Both Northrop Grumman's and Boeing's bids for the work met technical requirements, Lieutenant General Arnold Bunch said during a conference sponsored by the Association of Unmanned Vehicle Systems International (AUVSI). "If we weren't comfortable that technically it could be done then we would have done something different," the general said. "But we felt comfortable with the technical approach of both, that they could both do it; then it comes down to the cost."
He was referring to information in a new Government Accountability Office (GAO) bomber protest decision report released on 25 October. According to the GAO document, Northrop Grumman's offering came in at a lower total weighted cost and total estimated cost.
"We set it up to make sure that they could meet the technical requirements, and if they could all meet the technical requirements, then we would look at the cost," Lt Gen Bunch explained.
Further, the air force budgeted to an independent cost estimate rather than to a contract value for the bomber programme, he said, because Congress directed the service to fund to an independent cost estimate and then to try to beat it.

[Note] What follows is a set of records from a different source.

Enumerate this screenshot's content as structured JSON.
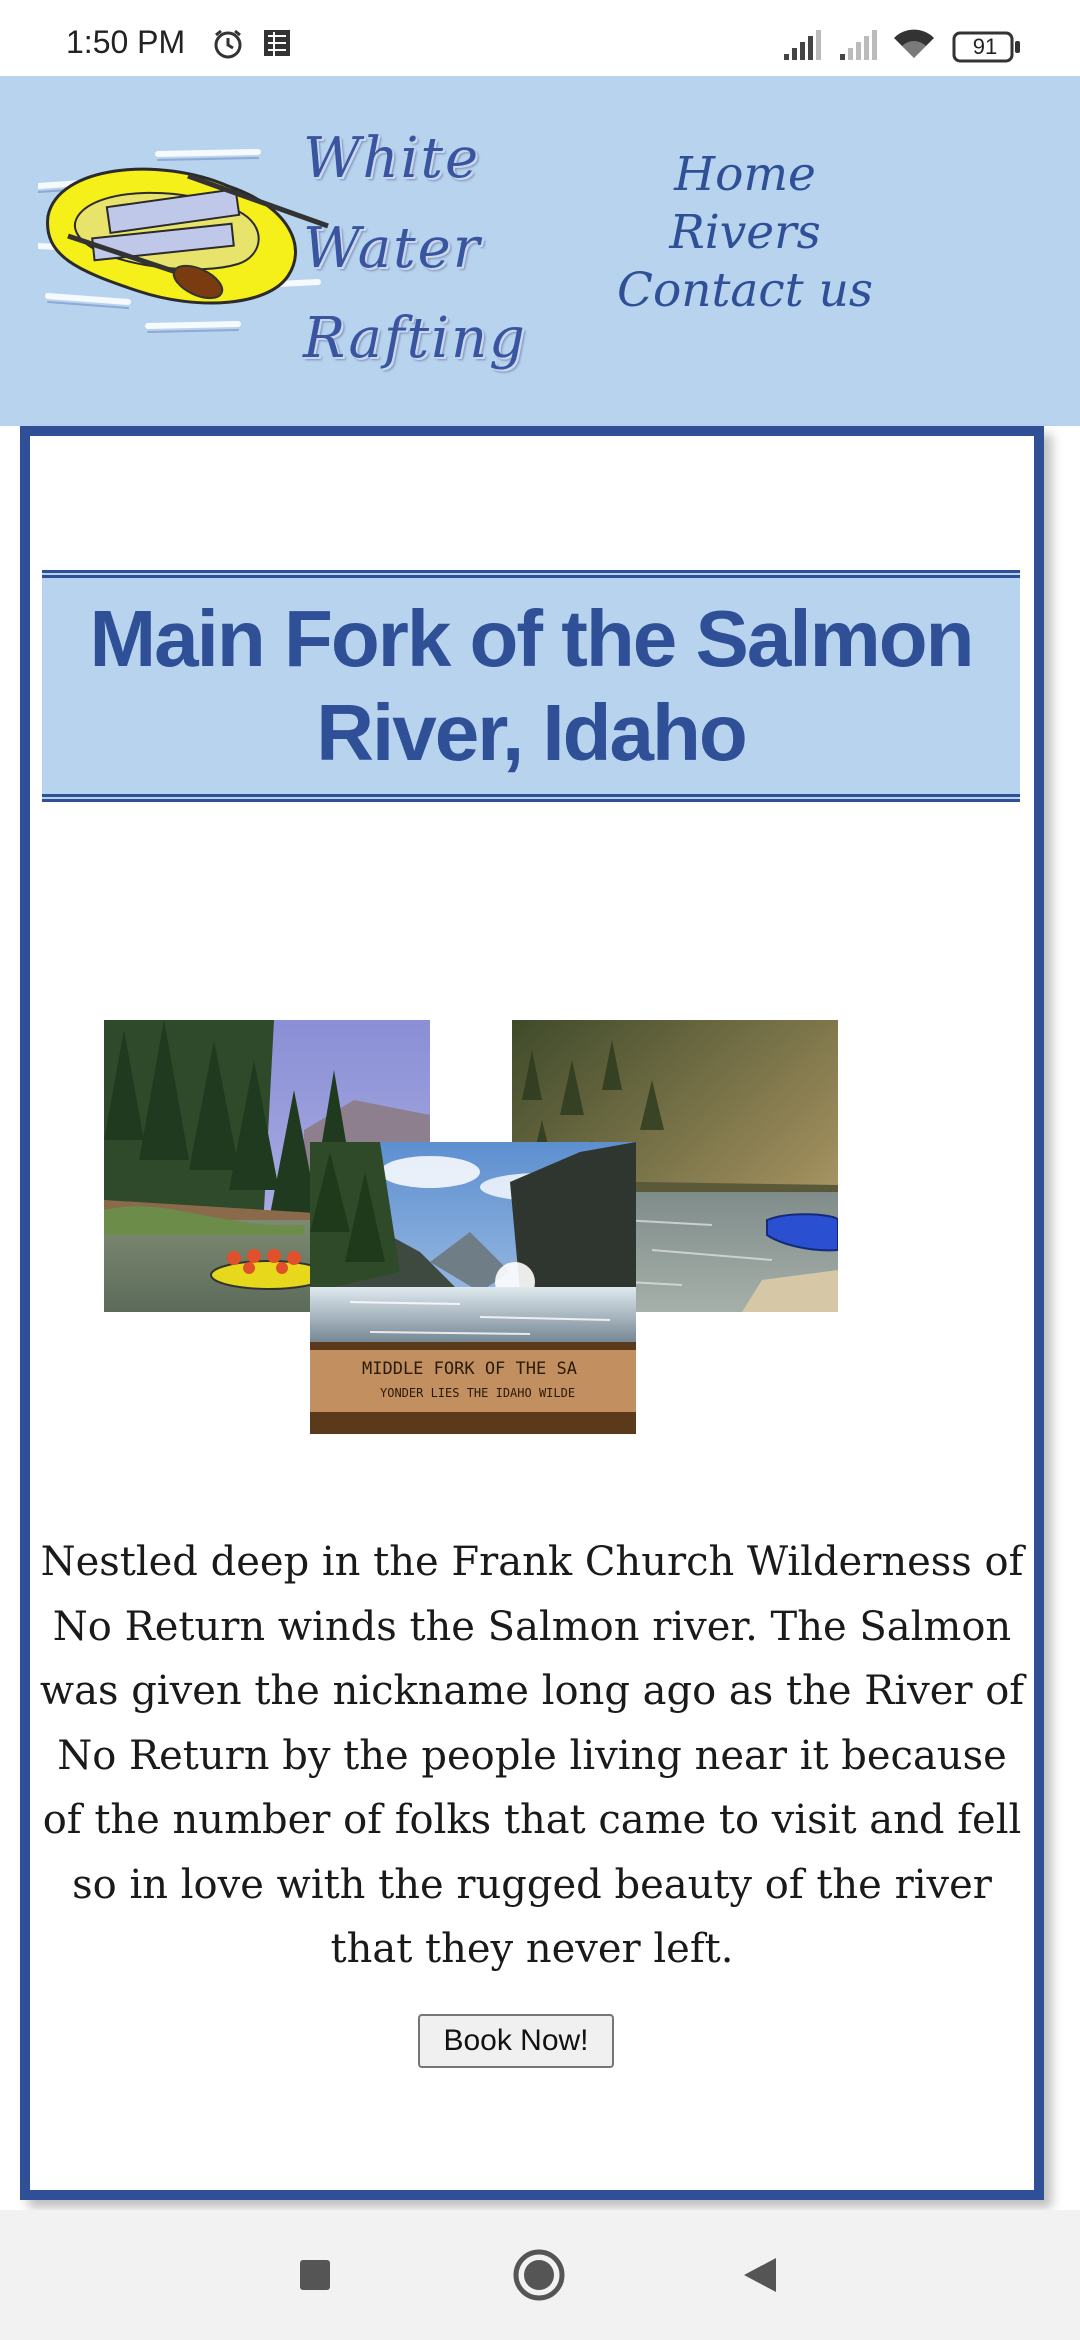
{
  "status_bar": {
    "time": "1:50 PM",
    "battery": "91",
    "icons": [
      "alarm-icon",
      "app-icon",
      "signal-icon",
      "signal-icon",
      "wifi-icon",
      "battery-icon"
    ]
  },
  "header": {
    "logo_words": [
      "White",
      "Water",
      "Rafting"
    ],
    "nav": {
      "home": "Home",
      "rivers": "Rivers",
      "contact": "Contact us"
    }
  },
  "main": {
    "title": "Main Fork of the Salmon River, Idaho",
    "description": "Nestled deep in the Frank Church Wilderness of No Return winds the Salmon river. The Salmon was given the nickname long ago as the River of No Return by the people living near it because of the number of folks that came to visit and fell so in love with the rugged beauty of the river that they never left.",
    "sign_line1": "MIDDLE FORK OF THE SA",
    "sign_line2": "YONDER LIES THE IDAHO WILDE",
    "button": "Book Now!"
  },
  "colors": {
    "header_bg": "#b7d3ee",
    "accent": "#2f4f96",
    "raft_yellow": "#f5ef1a"
  },
  "system_nav": [
    "recents-icon",
    "home-icon",
    "back-icon"
  ]
}
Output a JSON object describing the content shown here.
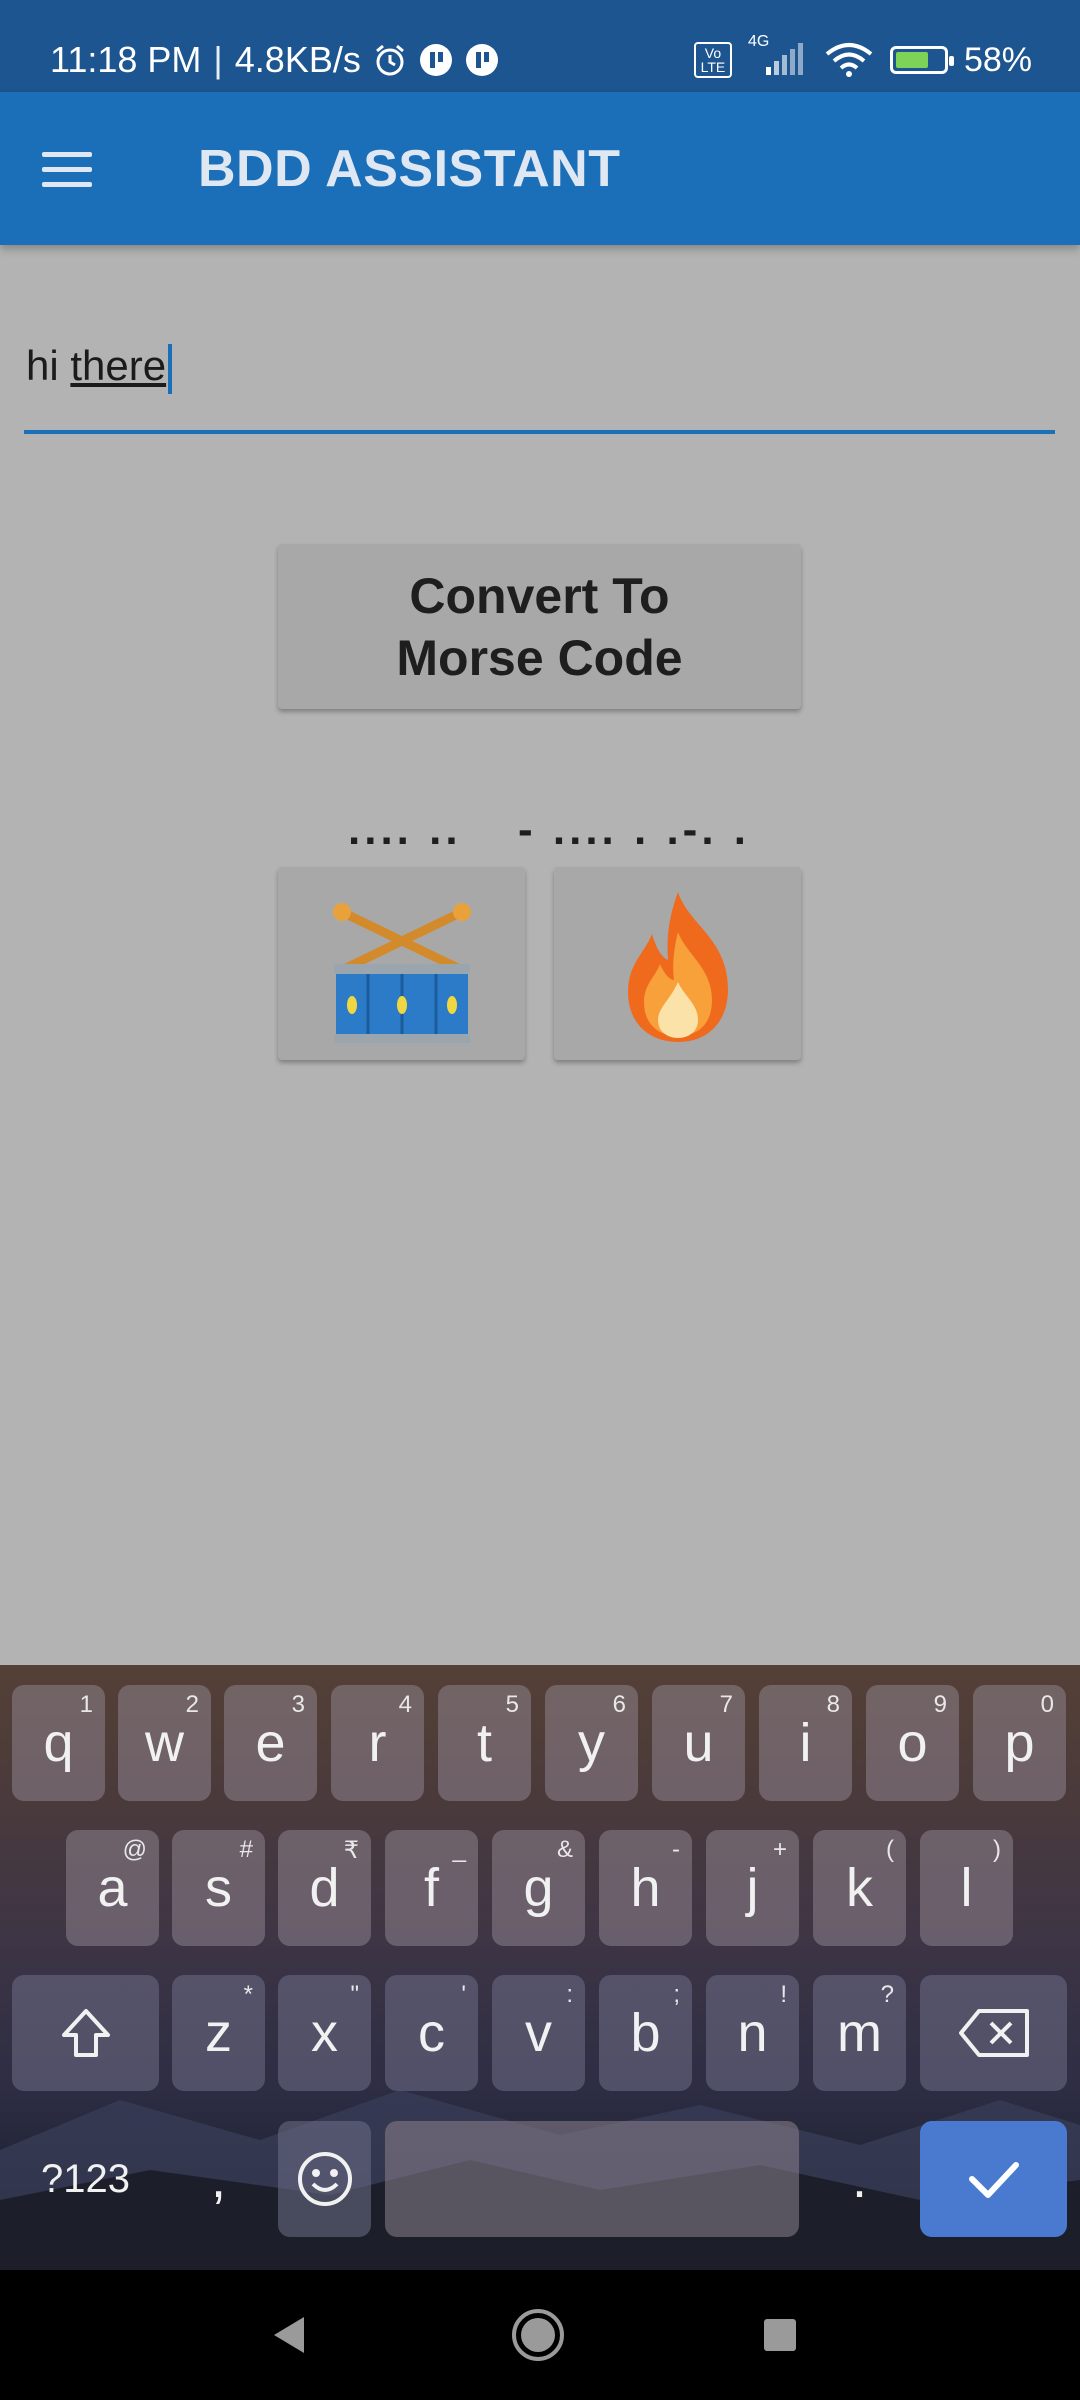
{
  "status_bar": {
    "time": "11:18 PM",
    "net_speed": "4.8KB/s",
    "network_type": "4G",
    "volte_badge": "Vo LTE",
    "battery": "58%"
  },
  "app_bar": {
    "title": "BDD ASSISTANT"
  },
  "input": {
    "value_first": "hi",
    "value_second": "there"
  },
  "convert_button": {
    "label_line1": "Convert To",
    "label_line2": "Morse Code"
  },
  "morse_output": [
    {
      "morse": ".... ..",
      "emoji": "drum"
    },
    {
      "morse": "- .... . .-. .",
      "emoji": "fire"
    }
  ],
  "keyboard": {
    "row1": [
      {
        "k": "q",
        "h": "1"
      },
      {
        "k": "w",
        "h": "2"
      },
      {
        "k": "e",
        "h": "3"
      },
      {
        "k": "r",
        "h": "4"
      },
      {
        "k": "t",
        "h": "5"
      },
      {
        "k": "y",
        "h": "6"
      },
      {
        "k": "u",
        "h": "7"
      },
      {
        "k": "i",
        "h": "8"
      },
      {
        "k": "o",
        "h": "9"
      },
      {
        "k": "p",
        "h": "0"
      }
    ],
    "row2": [
      {
        "k": "a",
        "h": "@"
      },
      {
        "k": "s",
        "h": "#"
      },
      {
        "k": "d",
        "h": "₹"
      },
      {
        "k": "f",
        "h": "_"
      },
      {
        "k": "g",
        "h": "&"
      },
      {
        "k": "h",
        "h": "-"
      },
      {
        "k": "j",
        "h": "+"
      },
      {
        "k": "k",
        "h": "("
      },
      {
        "k": "l",
        "h": ")"
      }
    ],
    "row3": [
      {
        "k": "z",
        "h": "*"
      },
      {
        "k": "x",
        "h": "\""
      },
      {
        "k": "c",
        "h": "'"
      },
      {
        "k": "v",
        "h": ":"
      },
      {
        "k": "b",
        "h": ";"
      },
      {
        "k": "n",
        "h": "!"
      },
      {
        "k": "m",
        "h": "?"
      }
    ],
    "symbols_label": "?123",
    "comma": ",",
    "period": "."
  },
  "icons": {
    "menu": "hamburger-menu-icon",
    "shift": "shift-icon",
    "backspace": "backspace-icon",
    "emoji": "emoji-icon",
    "enter": "checkmark-icon"
  },
  "colors": {
    "primary": "#1b6fb8",
    "status_bar": "#1d5590",
    "enter_key": "#4a7ad0"
  }
}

Boeing, in its protest, alleged that Northrop Grumman could offer a lower bid because the latter used "unrealistically low labour rates" for inadequately skilled workers. However, the GAO wrote that it saw no evidence that the USAF had failed to account for technical risk, which use of such labour would imply.